The primary concern about Grainger, however, has usually been valuation. That is especially the case now, as it recently pushed through 20x next year's earnings estimates, the first time GWW has been priced that high in the data I have available1. So should you consider the stock?
At a conference in Florida yesterday, CEO Jim Ryan said during his presentation that he expects to continue taking market share and grow at the 5%-8% they have forecast. Out of curiosity, I made a back-of-the-envelope calculation of what their valuation would be should they execute well.
Basic assumptions are:
- Sales continue to grow at the same 7%/year path over the next 5 years
- Gross Margins continue to improve at the same rate as the past 10 years: about 1% every year
- SG&A/sales increases at the same rate as the past 10 years: about +0.5%/year
- Tax Rate: 40%
- Shares stay the same, at 71M outstanding.
This forecast is aggressive: Other than the shares outstanding, for which you could argue Grainger deserves more credit in the forecast, I think all of these assumptions are optimistic. Some analysts think Grainger can continue taking market share from smaller distributors, but it seems optimistic to assume there won't be an economic slowdown to push that growth slower, even for a year or so. Amazon Supply also hangs over Grainger's forecasts--while I don't think they will be a major threat to Grainger's sales, I think it is likely that margins become pressured more than in the past, meaning that GM improvement slows or disappears.
What do the results show?
In the above scenario, the earnings per share would grow to $16.08/share by 2017, up from $9.52 in 2012. This is an impressive 11% in earnings growth.
If you apply Grainger's historical average LTM PE, however, of about 19x, this entails a stock price of $305. Compared with the current price of $259, this makes a paltry annual return of 3.4% over 5 years.
But what about share buybacks? Grainger has reduced its shares outstanding significantly over the years, and prudent forecasts would include buying back shares. Leaving the P/E at 19x, GWW could raise annual returns to 8% from 3.4% by buying back 11M shares in those five years. At the current price, that would cost $2.5B, or roughly what GWW has spent over the previous 6 years. This is definitely plausible under the scenario.
How comfortable are you with Grainger's ability to execute?

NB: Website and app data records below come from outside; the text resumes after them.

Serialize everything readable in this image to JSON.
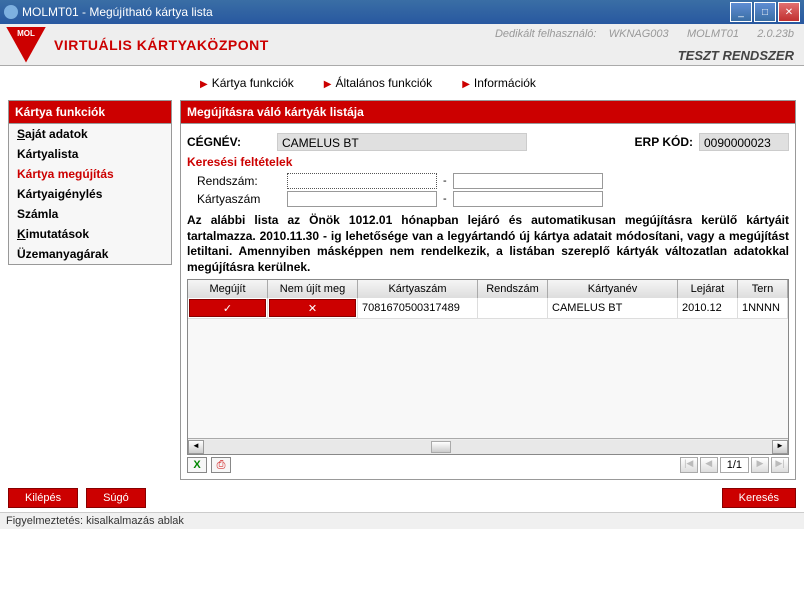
{
  "window": {
    "title": "MOLMT01 - Megújítható kártya lista"
  },
  "header": {
    "app_name": "VIRTUÁLIS KÁRTYAKÖZPONT",
    "user_label": "Dedikált felhasználó:",
    "user": "WKNAG003",
    "terminal": "MOLMT01",
    "version": "2.0.23b",
    "brand2": "TESZT RENDSZER"
  },
  "tabs": [
    "Kártya funkciók",
    "Általános funkciók",
    "Információk"
  ],
  "sidebar": {
    "title": "Kártya funkciók",
    "items": [
      "Saját adatok",
      "Kártyalista",
      "Kártya megújítás",
      "Kártyaigénylés",
      "Számla",
      "Kimutatások",
      "Üzemanyagárak"
    ],
    "active_index": 2
  },
  "page": {
    "title": "Megújításra váló kártyák listája",
    "cegnev_label": "CÉGNÉV:",
    "cegnev": "CAMELUS BT",
    "erp_label": "ERP KÓD:",
    "erp": "0090000023",
    "criteria_title": "Keresési feltételek",
    "rendszam_label": "Rendszám:",
    "kartyaszam_label": "Kártyaszám",
    "info": "Az alábbi lista az Önök 1012.01 hónapban lejáró és automatikusan megújításra kerülő kártyáit tartalmazza. 2010.11.30 - ig lehetősége van a legyártandó új kártya adatait módosítani, vagy a megújítást letiltani. Amennyiben másképpen nem rendelkezik, a listában szereplő kártyák változatlan adatokkal megújításra kerülnek."
  },
  "grid": {
    "headers": [
      "Megújít",
      "Nem újít meg",
      "Kártyaszám",
      "Rendszám",
      "Kártyanév",
      "Lejárat",
      "Tern"
    ],
    "rows": [
      {
        "kartyaszam": "7081670500317489",
        "rendszam": "",
        "kartyanev": "CAMELUS BT",
        "lejarat": "2010.12",
        "term": "1NNNN"
      }
    ],
    "pager": "1/1"
  },
  "footer": {
    "exit": "Kilépés",
    "help": "Súgó",
    "search": "Keresés"
  },
  "status": "Figyelmeztetés: kisalkalmazás ablak"
}
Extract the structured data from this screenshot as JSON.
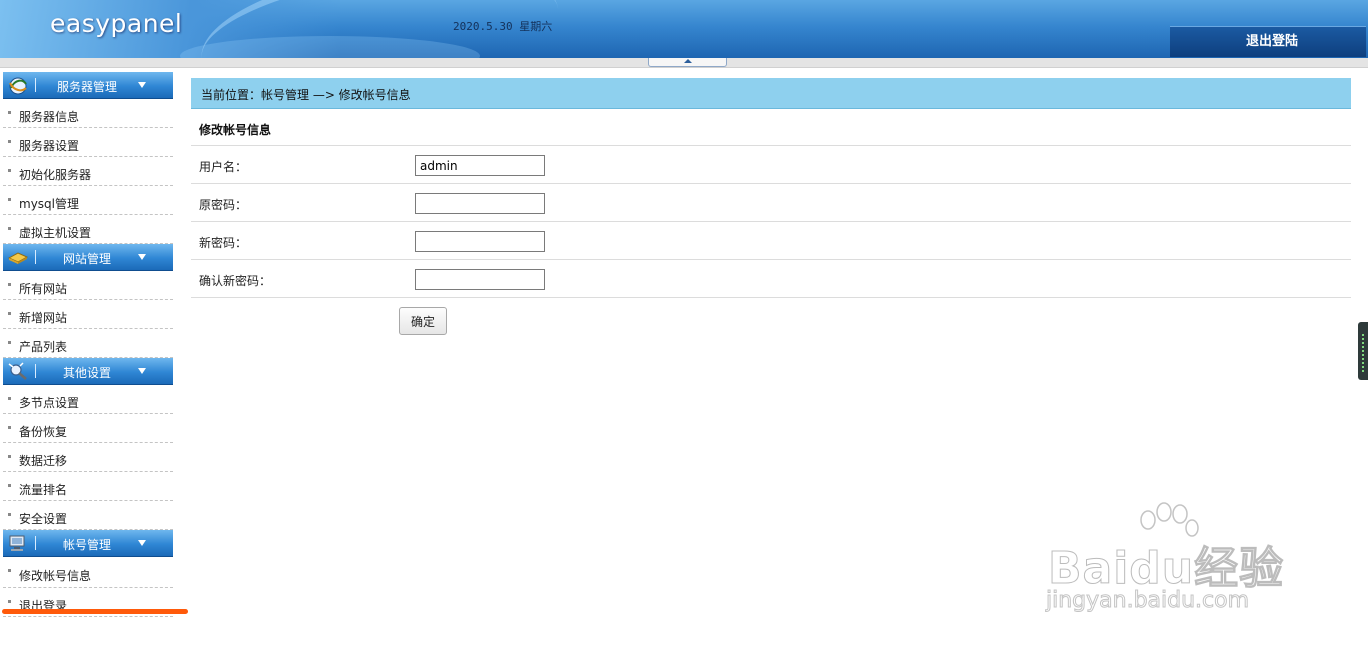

The crux of the math, then, leads to this conclusion: if Grainger continues to perform as it has for the previous 5-10 years--expands margins, continues to gain market share, and buys back shares, you will likely earn an annual return of 8%...or roughly the cost of equity, from capital gains. Dividends will provide additional returns, averaging between 2-3%/year.
Little room for error
To me, though, as much as I respect Grainger's management and performance, this is a very difficult expectation to invest in. There are too many specific business risks with Grainger, including:
1) Grainger is unable to increase prices by 2-4% a year, as they have in the past, either due to customer resistance or competition
3) The sequester further affects sales to the US government
4) Fastenal's vending machine proves to be a more significant innovation that Grainger currently admits
These factors cause me to stay on the sideline for now. The company is one of the best, but invest at your own risk.
1Beginning with the year 2000
Disclosure: I have no positions in any stocks mentioned, and no plans to initiate any positions within the next 72 hours. I wrote this article myself, and it expresses my own opinions. I am not receiving compensation for it (other than from Seeking Alpha). I have no business relationship with any company whose stock is mentioned in this article.